Medicaid and State Children's Health Insurance Program (SCHIP)
In FY 2000, HHS adopted a Government Performance and Results Act (GPRA) goal to explore the feasibility of developing a methodology to estimate improper payments in the Medicaid Program. Beginning in 2001, HHS formally solicited States to participate in the development of a model to estimate payment accuracy. Only three States, Illinois, Texas, and Kansas, had attempted to estimate payment error in their respective State Medicaid Programs prior to HHS initiating pilot projects.
From FYs 2002-2005, HHS conducted the Payment Accuracy Measurement (PAM) and Payment Error Rate Measurement (PERM) pilot projects with extensive collaboration from participating States to determine a systematic means of measuring payment errors at the State and national levels. From these pilot projects, HHS was able to develop a methodology to estimate a State-specific payment error rate that would be the basis for the national Medicaid error rate as well as the SCHIP.

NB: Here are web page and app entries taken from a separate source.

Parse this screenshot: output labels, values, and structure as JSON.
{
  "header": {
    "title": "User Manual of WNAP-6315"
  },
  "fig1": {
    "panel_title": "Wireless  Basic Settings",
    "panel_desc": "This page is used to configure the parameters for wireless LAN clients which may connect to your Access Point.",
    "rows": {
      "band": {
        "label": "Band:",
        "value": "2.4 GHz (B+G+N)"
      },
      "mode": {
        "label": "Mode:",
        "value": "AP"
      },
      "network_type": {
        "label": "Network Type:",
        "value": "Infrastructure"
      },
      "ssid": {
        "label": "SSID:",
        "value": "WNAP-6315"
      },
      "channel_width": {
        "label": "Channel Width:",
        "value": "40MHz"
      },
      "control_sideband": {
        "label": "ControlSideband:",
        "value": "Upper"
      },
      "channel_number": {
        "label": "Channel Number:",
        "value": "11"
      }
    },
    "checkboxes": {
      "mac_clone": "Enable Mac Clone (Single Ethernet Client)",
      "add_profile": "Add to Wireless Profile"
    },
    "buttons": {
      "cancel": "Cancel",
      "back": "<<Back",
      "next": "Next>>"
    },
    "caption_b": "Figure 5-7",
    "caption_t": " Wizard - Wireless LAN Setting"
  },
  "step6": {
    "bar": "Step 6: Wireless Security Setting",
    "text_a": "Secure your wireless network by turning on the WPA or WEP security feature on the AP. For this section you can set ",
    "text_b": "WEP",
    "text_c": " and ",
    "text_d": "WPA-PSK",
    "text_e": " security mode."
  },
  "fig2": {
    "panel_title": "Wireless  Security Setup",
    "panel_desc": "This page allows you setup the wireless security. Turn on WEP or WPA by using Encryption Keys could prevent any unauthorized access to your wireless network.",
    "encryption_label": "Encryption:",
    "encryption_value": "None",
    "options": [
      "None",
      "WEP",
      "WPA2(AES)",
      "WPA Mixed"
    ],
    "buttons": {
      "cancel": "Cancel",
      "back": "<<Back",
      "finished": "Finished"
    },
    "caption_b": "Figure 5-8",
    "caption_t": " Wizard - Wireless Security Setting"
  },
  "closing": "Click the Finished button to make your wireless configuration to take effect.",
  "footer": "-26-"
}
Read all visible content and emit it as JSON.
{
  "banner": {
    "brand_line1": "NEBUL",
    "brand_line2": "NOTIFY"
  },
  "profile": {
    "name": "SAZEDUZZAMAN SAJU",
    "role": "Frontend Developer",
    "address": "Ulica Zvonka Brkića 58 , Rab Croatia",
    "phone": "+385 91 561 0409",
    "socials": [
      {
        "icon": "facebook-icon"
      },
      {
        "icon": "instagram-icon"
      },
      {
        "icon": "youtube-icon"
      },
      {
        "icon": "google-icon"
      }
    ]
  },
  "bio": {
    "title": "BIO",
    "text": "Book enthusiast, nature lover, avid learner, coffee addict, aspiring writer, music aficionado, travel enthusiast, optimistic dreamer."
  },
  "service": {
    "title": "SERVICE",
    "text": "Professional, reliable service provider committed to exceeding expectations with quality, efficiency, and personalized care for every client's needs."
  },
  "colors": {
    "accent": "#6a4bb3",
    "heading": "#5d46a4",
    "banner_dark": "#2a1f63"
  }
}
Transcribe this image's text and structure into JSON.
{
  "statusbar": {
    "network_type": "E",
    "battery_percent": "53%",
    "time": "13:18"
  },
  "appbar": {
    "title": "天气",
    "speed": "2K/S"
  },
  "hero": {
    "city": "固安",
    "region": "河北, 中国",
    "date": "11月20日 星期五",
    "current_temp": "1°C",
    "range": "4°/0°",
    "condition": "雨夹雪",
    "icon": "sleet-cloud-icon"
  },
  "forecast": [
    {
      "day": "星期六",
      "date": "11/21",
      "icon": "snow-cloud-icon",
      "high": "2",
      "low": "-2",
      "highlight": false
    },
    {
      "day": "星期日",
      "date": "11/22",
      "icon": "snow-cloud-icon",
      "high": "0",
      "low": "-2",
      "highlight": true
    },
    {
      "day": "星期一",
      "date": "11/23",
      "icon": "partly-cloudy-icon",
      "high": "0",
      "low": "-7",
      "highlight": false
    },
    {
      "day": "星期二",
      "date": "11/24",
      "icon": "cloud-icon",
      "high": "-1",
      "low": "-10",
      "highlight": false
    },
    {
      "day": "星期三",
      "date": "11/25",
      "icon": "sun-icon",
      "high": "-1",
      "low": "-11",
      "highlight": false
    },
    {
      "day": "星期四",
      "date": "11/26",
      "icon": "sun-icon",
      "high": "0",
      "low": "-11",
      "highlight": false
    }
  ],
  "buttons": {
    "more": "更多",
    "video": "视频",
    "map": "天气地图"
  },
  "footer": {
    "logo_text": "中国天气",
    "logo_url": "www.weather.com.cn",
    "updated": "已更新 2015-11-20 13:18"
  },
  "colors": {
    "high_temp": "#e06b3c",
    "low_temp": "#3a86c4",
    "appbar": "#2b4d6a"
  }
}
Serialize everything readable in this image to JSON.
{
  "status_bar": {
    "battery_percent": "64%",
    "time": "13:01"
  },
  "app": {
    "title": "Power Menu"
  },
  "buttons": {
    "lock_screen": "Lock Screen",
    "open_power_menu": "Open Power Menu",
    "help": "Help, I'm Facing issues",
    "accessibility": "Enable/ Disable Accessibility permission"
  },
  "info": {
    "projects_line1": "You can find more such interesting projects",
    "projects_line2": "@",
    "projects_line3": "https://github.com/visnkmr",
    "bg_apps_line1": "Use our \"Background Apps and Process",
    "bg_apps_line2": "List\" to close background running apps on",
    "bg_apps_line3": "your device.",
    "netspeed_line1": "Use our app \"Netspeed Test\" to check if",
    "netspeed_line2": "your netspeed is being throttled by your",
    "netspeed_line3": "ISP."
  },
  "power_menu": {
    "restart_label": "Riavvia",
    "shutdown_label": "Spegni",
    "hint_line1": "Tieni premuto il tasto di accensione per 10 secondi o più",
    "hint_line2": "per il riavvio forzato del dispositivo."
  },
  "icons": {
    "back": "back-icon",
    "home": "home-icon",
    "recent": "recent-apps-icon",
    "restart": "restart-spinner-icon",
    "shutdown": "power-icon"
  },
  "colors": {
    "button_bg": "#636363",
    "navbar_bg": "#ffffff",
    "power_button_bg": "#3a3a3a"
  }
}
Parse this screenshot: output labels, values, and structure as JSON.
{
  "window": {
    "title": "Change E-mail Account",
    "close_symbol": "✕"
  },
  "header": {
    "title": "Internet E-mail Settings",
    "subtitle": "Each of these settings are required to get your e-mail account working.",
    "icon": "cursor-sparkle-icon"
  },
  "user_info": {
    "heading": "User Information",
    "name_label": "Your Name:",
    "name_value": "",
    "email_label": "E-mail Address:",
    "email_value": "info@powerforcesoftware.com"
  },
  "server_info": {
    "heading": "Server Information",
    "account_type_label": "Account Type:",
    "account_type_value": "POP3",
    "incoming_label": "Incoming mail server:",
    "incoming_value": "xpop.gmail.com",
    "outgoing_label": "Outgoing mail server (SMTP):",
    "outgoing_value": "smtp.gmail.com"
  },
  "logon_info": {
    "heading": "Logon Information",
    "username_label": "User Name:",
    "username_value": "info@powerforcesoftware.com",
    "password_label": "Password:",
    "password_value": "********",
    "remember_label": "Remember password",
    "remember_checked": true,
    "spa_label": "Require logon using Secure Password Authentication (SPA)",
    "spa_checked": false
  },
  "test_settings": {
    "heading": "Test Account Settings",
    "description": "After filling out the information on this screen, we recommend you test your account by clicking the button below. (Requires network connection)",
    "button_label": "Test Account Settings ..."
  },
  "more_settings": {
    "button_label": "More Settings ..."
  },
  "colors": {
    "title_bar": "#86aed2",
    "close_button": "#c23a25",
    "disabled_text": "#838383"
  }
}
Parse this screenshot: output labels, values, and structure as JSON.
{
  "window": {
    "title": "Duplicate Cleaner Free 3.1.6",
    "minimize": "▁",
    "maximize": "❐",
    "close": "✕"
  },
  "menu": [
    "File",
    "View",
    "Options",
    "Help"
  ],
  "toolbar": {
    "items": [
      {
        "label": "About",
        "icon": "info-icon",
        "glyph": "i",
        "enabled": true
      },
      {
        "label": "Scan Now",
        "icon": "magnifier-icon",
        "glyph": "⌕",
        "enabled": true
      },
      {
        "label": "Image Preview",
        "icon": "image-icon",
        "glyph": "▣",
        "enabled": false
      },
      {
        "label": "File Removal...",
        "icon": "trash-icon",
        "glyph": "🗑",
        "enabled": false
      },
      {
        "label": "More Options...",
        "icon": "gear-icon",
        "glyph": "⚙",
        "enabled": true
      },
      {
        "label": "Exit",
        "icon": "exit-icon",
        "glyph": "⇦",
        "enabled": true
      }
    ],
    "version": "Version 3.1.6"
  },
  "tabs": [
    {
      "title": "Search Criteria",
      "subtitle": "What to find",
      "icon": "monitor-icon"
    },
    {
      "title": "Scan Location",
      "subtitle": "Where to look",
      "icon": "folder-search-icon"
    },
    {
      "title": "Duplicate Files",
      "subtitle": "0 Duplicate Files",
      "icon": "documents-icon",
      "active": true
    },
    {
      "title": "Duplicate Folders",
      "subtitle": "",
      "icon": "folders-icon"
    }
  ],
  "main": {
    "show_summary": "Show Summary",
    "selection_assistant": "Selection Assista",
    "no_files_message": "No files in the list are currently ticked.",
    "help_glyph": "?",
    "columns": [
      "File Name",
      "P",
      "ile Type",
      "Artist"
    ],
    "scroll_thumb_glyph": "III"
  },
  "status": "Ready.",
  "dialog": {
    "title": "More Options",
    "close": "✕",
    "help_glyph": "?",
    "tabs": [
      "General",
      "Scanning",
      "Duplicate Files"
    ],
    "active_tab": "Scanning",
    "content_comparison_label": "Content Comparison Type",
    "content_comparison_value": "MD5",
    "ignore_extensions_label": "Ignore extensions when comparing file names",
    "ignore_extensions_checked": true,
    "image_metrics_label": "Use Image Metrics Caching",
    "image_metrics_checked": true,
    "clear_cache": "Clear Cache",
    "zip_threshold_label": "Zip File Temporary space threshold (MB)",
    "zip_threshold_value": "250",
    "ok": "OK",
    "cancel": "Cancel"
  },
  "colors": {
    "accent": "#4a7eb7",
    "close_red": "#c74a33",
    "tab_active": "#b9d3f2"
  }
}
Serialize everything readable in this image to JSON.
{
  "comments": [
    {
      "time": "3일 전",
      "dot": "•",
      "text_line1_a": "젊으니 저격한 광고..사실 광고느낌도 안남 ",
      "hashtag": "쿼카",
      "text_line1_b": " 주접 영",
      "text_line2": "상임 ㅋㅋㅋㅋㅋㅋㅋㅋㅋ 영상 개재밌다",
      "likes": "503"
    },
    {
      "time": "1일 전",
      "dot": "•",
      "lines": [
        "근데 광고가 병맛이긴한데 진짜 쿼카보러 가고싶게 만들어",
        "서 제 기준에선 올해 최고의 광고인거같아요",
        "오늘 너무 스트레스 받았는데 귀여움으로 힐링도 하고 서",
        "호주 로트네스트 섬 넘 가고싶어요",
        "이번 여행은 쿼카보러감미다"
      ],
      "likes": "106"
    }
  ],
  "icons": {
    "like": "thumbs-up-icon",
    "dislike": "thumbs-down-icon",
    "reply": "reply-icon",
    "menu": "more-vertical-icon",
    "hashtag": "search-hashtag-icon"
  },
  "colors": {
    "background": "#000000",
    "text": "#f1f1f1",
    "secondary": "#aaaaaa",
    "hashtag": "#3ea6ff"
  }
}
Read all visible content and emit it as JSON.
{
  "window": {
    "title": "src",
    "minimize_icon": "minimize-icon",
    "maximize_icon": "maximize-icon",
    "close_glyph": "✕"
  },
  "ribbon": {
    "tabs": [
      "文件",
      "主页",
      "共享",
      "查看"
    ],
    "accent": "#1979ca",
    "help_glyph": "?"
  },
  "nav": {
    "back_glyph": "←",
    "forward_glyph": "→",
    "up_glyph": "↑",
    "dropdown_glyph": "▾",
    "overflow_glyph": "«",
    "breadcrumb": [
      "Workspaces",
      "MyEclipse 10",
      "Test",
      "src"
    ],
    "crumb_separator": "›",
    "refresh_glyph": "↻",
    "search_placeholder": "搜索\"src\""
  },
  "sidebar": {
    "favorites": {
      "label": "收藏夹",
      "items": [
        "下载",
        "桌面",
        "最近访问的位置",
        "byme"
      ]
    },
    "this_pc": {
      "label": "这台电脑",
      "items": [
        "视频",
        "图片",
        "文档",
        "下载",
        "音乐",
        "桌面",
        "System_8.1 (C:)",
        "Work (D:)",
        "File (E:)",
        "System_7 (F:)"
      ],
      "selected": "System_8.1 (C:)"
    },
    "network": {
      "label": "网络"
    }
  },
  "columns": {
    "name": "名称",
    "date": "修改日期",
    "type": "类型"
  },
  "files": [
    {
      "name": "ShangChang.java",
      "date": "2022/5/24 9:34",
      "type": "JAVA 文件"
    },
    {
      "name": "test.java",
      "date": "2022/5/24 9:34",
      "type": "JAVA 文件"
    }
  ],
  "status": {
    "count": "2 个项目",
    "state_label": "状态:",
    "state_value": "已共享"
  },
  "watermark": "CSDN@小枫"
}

In FY 2006, contractors will measure a national Medicaid FFS error rate in 17 States based on medical reviews and data processing reviews. In FYs 2007 and 2008, contractors will measure national Medicaid and SCHIP FFS and managed care (MC) payments in 17 selected States, and the States will measure eligibility payment errors. Comprehensive Medicaid and SCHIP error rates (MC, FFS and eligibility) will be reported in the FY 2008 PAR.
Temporary Assistance For Needy Families (TANF)
Although HHS is engaging in many activities which have been quite successful in identifying improper payments, HHS has not yet identified an efficient and effective approach for determining an estimate of improper payments in the TANF Program. One of our most significant challenges has been the flexibility that States have in the design and administration of the program. Also, there are statutory limitations with regard to the information that HHS can request of States. HHS is in the process of considering the work that has been done thus far and will be exploring other potential approaches in the coming months toward formulating a feasible and detailed plan for estimating payment errors in TANF.
HHS developed a methodology for estimating a national payment error rate for the title IV-E Foster Care Program using data gathered in the eligibility reviews conducted in FY 2001 - 2004. The FY 2004 error rate was 10.33 percent and the FY 2005 final error rate was 8.6 percent.
HHS has begun measuring underpayments in the reviews that are being conducted in FY 2006. In the coming year, HHS will continue to measure error cases and begin implementing its plan to measure Foster Care administrative cost payment errors.
HHS drafted a report of the findings which includes a preliminary error rate calculated for each of the four States and an estimated analysis of the cost incurred by each State. HHS also developed a survey instrument to solicit information on a voluntary basis from States on State systems and practices for identifying and reducing improper payments in the CCDF.
CCDF gives the States flexibility in the design and administration of the Program which has presented challenges in developing a model or methodology that can be used by all States. HHS is developing a plan for applying the error rate methodology that was tested in the four States in FY 2005, to all the States over time. This methodology focuses on client eligibility and involves an intensive case review process to identify cases with errors, cases with improper payments, percentages of payments made in error, average amounts of improper payments, and minimum and maximum amounts of improper payments. It is expected that by the end of FY 2007, HHS will have error rates for nine States.
Thank you again for this opportunity to talk update you on the Department’s improper payment initiatives. At this time, I will be pleased to answer any questions.
Last Revised: April 6, 2006